The Republican-led House of Representatives voted 283-136 to approve the $662 billion Defense Authorization bill, which also sets high hurdles for closing the prison at Guantanamo Bay. The Democratic-held Senate was to quickly follow suit.
US President Barack Obama, who had threatened to veto earlier versions of the yearly measure, will sign it when it reaches his desk despite lingering misgivings, spokesman Jay Carney said in a statement before the vote.
“However, if in the process of implementing this law we determine that it will negatively impact our counterterrorism professionals and undercut our commitment to the rule of law, we expect that the authors of these provisions will work quickly and tirelessly to correct these problems,” said Carney.

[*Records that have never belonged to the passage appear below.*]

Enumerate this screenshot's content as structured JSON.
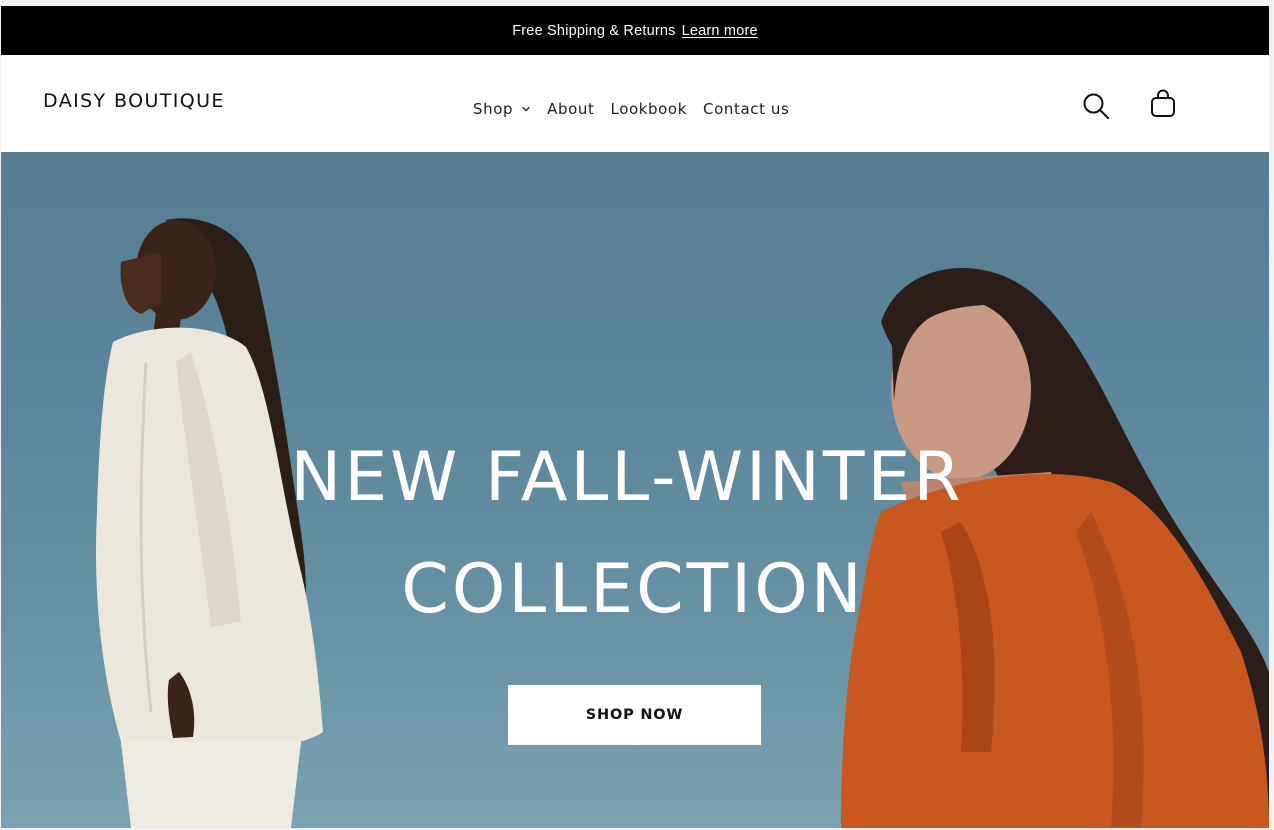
{
  "announcement": {
    "message": "Free Shipping & Returns",
    "link_label": "Learn more",
    "bg_color": "#000000"
  },
  "header": {
    "logo": "DAISY BOUTIQUE",
    "nav": [
      {
        "label": "Shop",
        "has_dropdown": true
      },
      {
        "label": "About"
      },
      {
        "label": "Lookbook"
      },
      {
        "label": "Contact us"
      }
    ],
    "icons": [
      "search-icon",
      "shopping-bag-icon"
    ]
  },
  "hero": {
    "title_line1": "NEW FALL-WINTER",
    "title_line2": "COLLECTION",
    "cta_label": "SHOP NOW",
    "image_description_colors": {
      "sky": "#5c879c",
      "suit_cream": "#ece6da",
      "coat_orange": "#c8581f"
    }
  }
}
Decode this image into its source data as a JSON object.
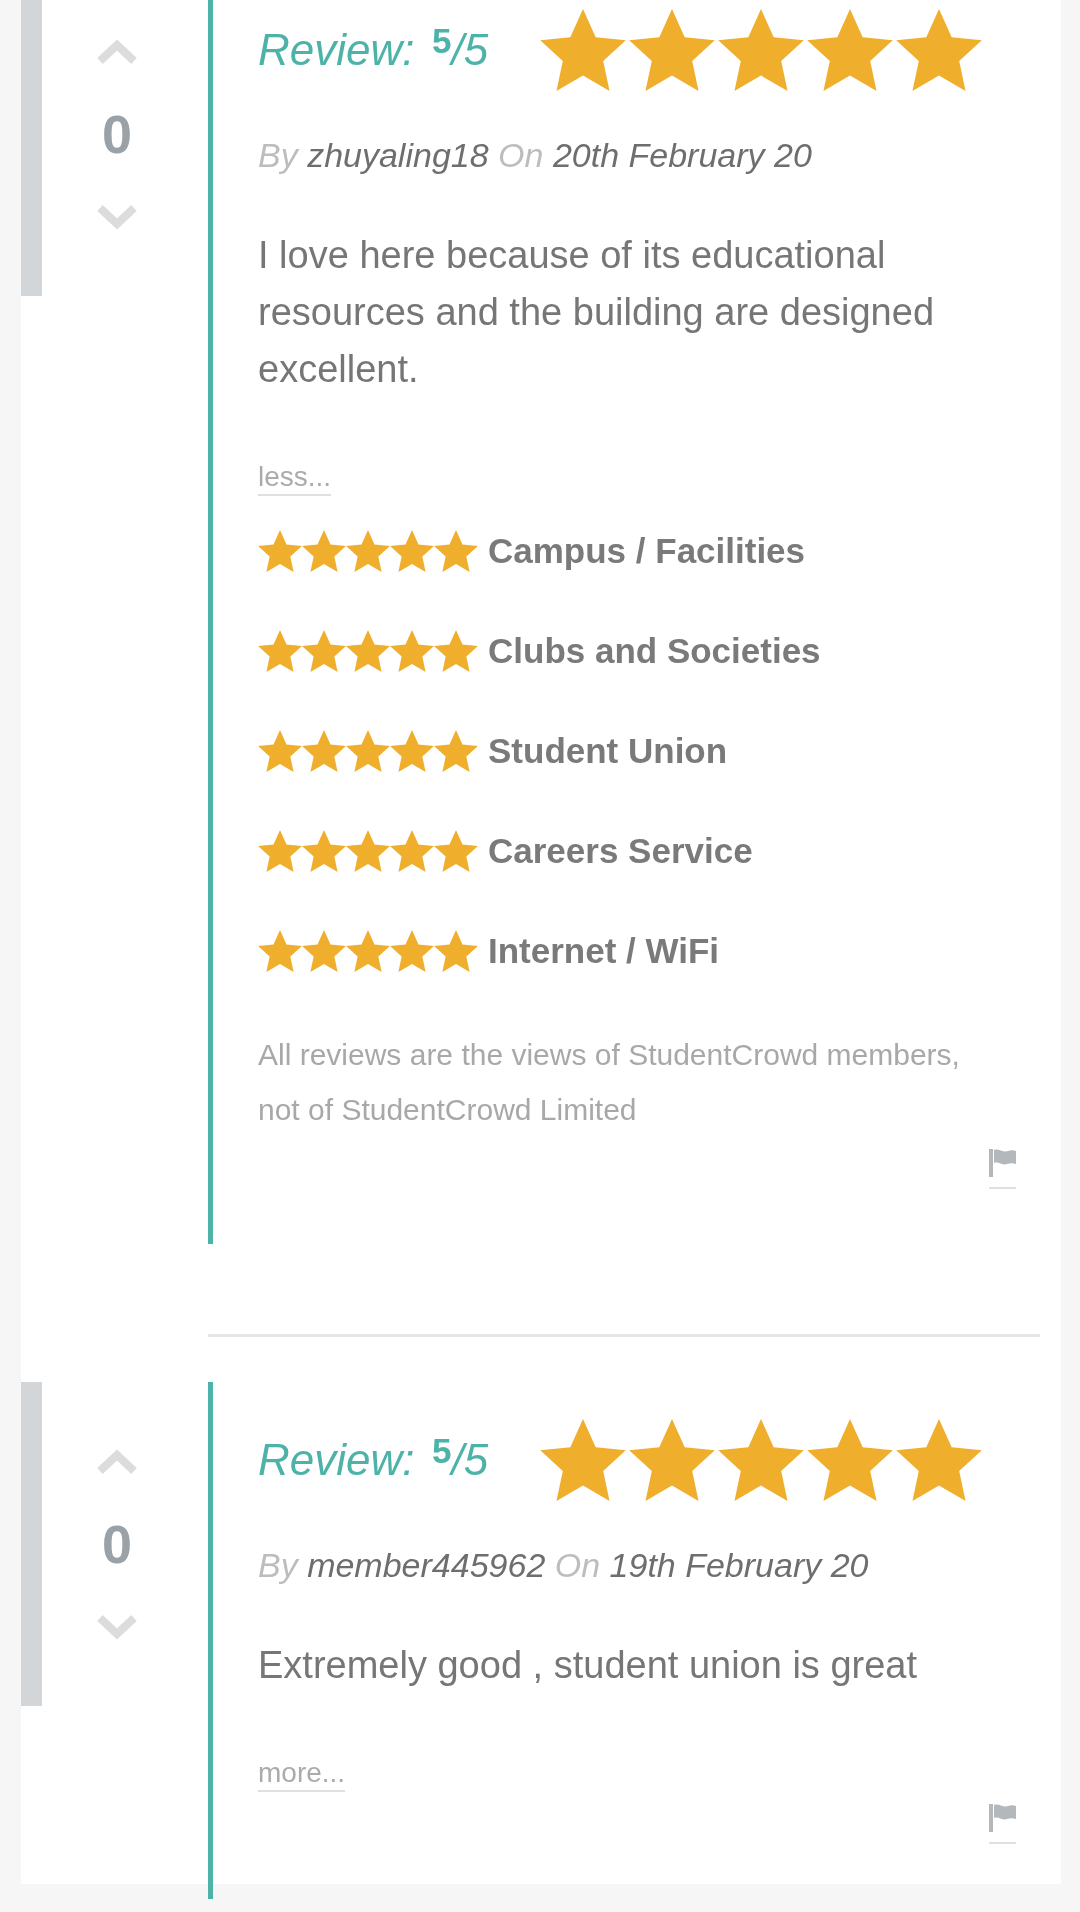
{
  "reviews": [
    {
      "votes": "0",
      "rating": "Review: $^{5}$/5",
      "stars": 5,
      "by_label": "By",
      "author": "zhuyaling18",
      "on_label": "On",
      "date": "20th February 20",
      "body": "I love here because of its educational resources and the building are designed excellent.",
      "toggle": "less...",
      "categories": [
        {
          "stars": 5,
          "label": "Campus / Facilities"
        },
        {
          "stars": 5,
          "label": "Clubs and Societies"
        },
        {
          "stars": 5,
          "label": "Student Union"
        },
        {
          "stars": 5,
          "label": "Careers Service"
        },
        {
          "stars": 5,
          "label": "Internet / WiFi"
        }
      ],
      "disclaimer": "All reviews are the views of StudentCrowd members, not of StudentCrowd Limited"
    },
    {
      "votes": "0",
      "rating": "Review: $^{5}$/5",
      "stars": 5,
      "by_label": "By",
      "author": "member445962",
      "on_label": "On",
      "date": "19th February 20",
      "body": "Extremely good , student union is great",
      "toggle": "more..."
    }
  ]
}
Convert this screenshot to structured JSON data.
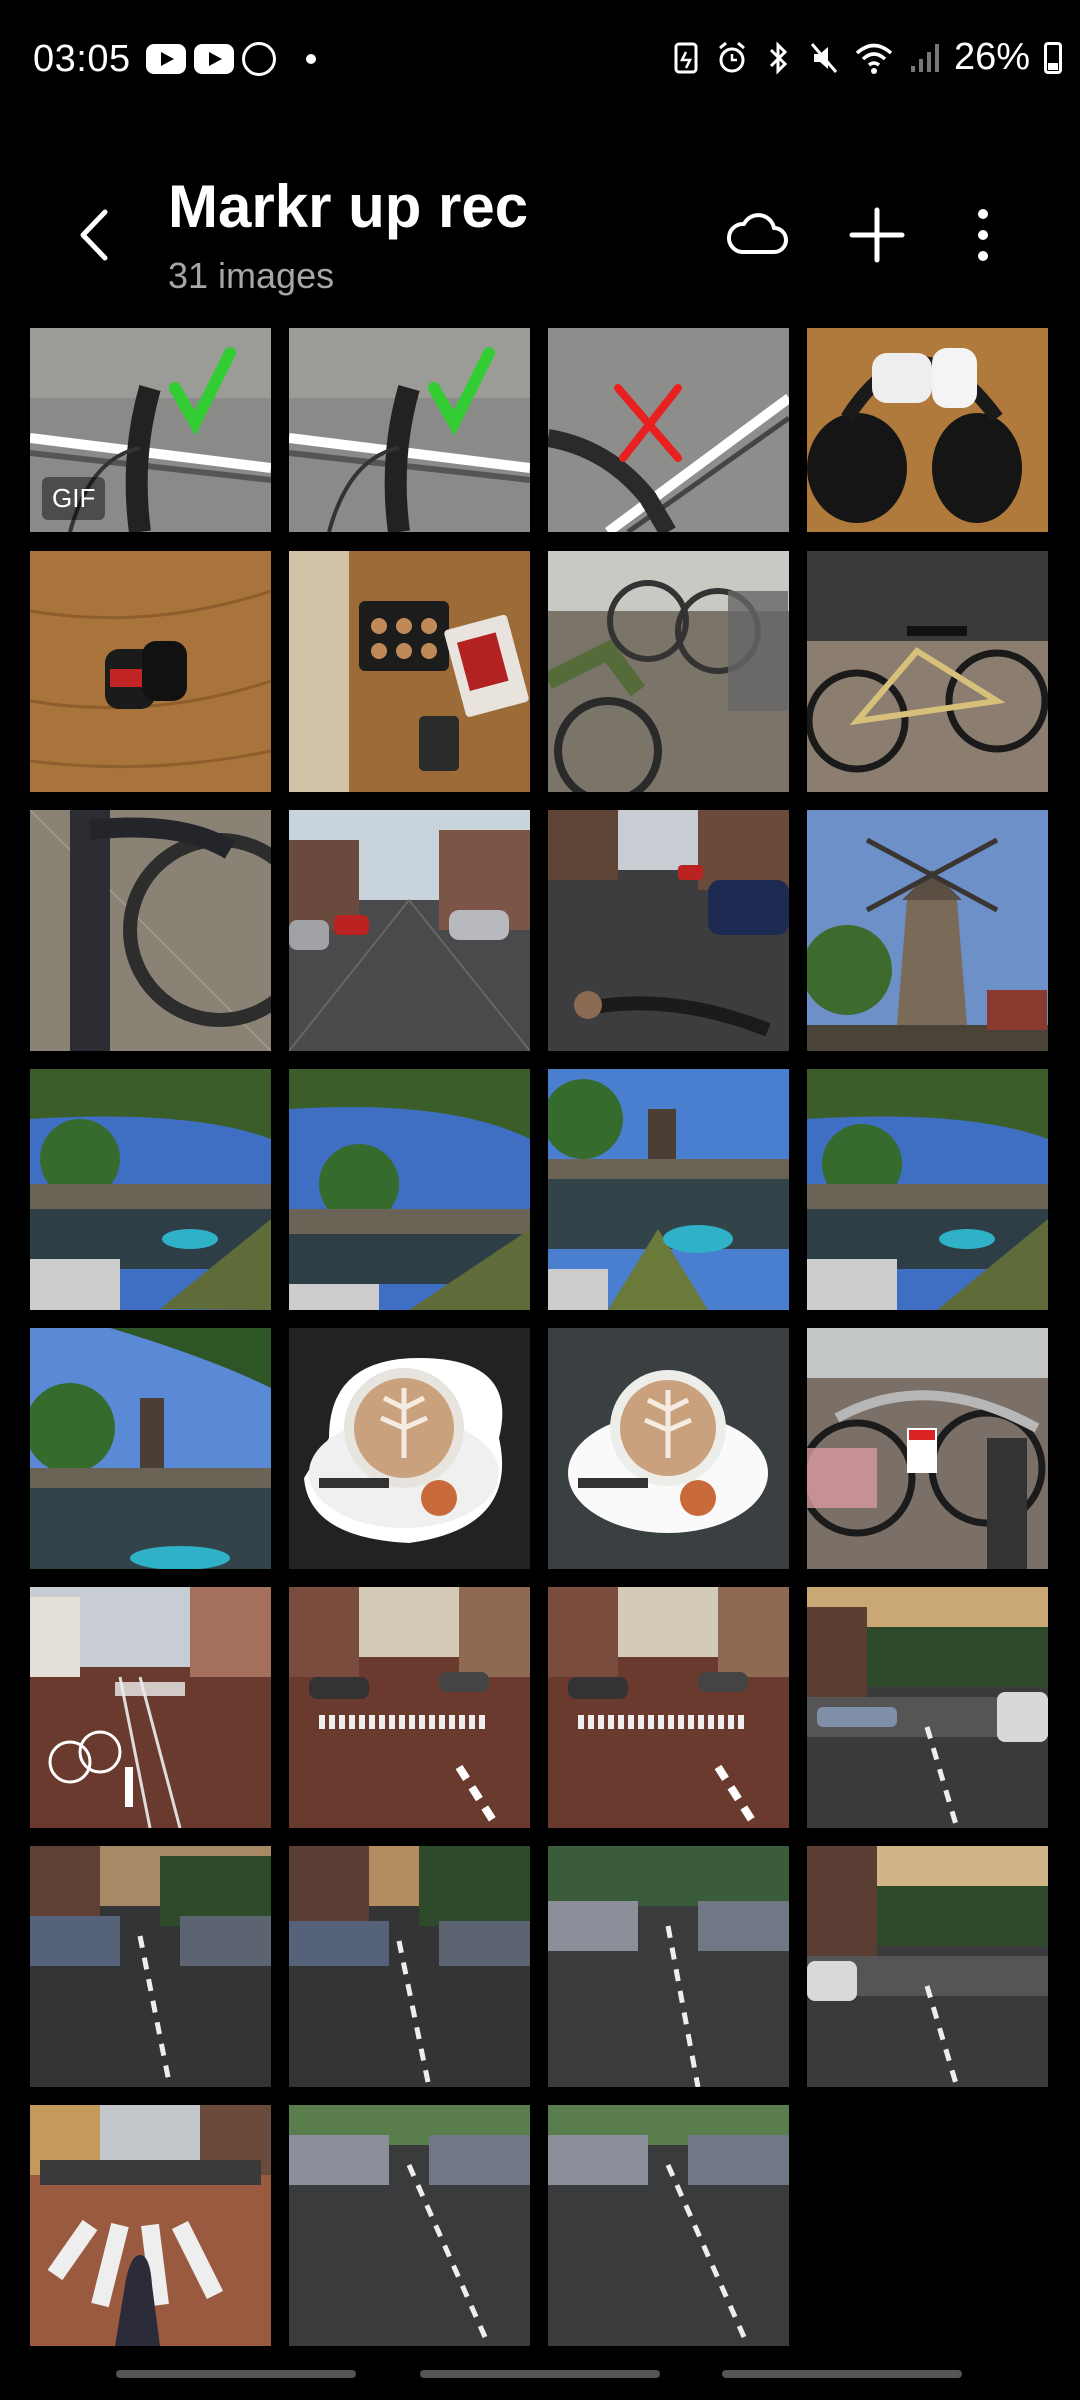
{
  "status_bar": {
    "time": "03:05",
    "battery_percent": "26%",
    "left_icons": [
      "youtube-icon",
      "youtube-icon",
      "whatsapp-icon",
      "notification-dot-icon"
    ],
    "right_icons": [
      "battery-saver-icon",
      "alarm-icon",
      "bluetooth-icon",
      "mute-icon",
      "wifi-icon",
      "signal-icon",
      "battery-icon"
    ]
  },
  "header": {
    "title": "Markr up rec",
    "subtitle": "31 images",
    "actions": [
      "back-icon",
      "cloud-icon",
      "add-icon",
      "more-icon"
    ]
  },
  "album": {
    "thumbnails": [
      {
        "subject": "bike-handlebar-check",
        "badge": "GIF"
      },
      {
        "subject": "bike-handlebar-check",
        "badge": ""
      },
      {
        "subject": "bike-handlebar-cross",
        "badge": ""
      },
      {
        "subject": "headphones-earbuds",
        "badge": ""
      },
      {
        "subject": "bike-lights",
        "badge": ""
      },
      {
        "subject": "repair-kit",
        "badge": ""
      },
      {
        "subject": "parked-bikes",
        "badge": ""
      },
      {
        "subject": "bike-at-wall",
        "badge": ""
      },
      {
        "subject": "bike-wheel-closeup",
        "badge": ""
      },
      {
        "subject": "wet-street",
        "badge": ""
      },
      {
        "subject": "wet-street-ride",
        "badge": ""
      },
      {
        "subject": "windmill",
        "badge": ""
      },
      {
        "subject": "canal-view",
        "badge": ""
      },
      {
        "subject": "canal-view",
        "badge": ""
      },
      {
        "subject": "canal-windmill",
        "badge": ""
      },
      {
        "subject": "canal-view",
        "badge": ""
      },
      {
        "subject": "canal-windmill-wide",
        "badge": ""
      },
      {
        "subject": "coffee-cutout",
        "badge": ""
      },
      {
        "subject": "coffee-table",
        "badge": ""
      },
      {
        "subject": "bike-parking",
        "badge": ""
      },
      {
        "subject": "street-crossing",
        "badge": ""
      },
      {
        "subject": "street-crossing",
        "badge": ""
      },
      {
        "subject": "street-crossing",
        "badge": ""
      },
      {
        "subject": "street-sunset",
        "badge": ""
      },
      {
        "subject": "street-parked-cars",
        "badge": ""
      },
      {
        "subject": "street-parked-cars",
        "badge": ""
      },
      {
        "subject": "street-parked-cars",
        "badge": ""
      },
      {
        "subject": "street-sunset",
        "badge": ""
      },
      {
        "subject": "crosswalk-shadow",
        "badge": ""
      },
      {
        "subject": "street-parked-cars",
        "badge": ""
      },
      {
        "subject": "street-parked-cars",
        "badge": ""
      }
    ]
  },
  "colors": {
    "background": "#000000",
    "text": "#ffffff",
    "subtitle": "#a6a6a6",
    "check_mark": "#33cc33",
    "cross_mark": "#e82020"
  }
}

The legislation, a compromise blend of rival House and Senate versions, requires that Al-Qaeda fighters who plot or carry out attacks on US targets be held in military, not civilian, custody, subject to a presidential waiver.
The bill exempts US citizens from that fate, but leaves it to the US Supreme Court or future presidents to decide whether US nationals who sign on with Al-Qaeda or affiliated groups may be held indefinitely without trial.
Obama had warned he could reject the original proposal over the military custody issue, as well as provisions he charged would short-circuit civilian trials for alleged terrorists.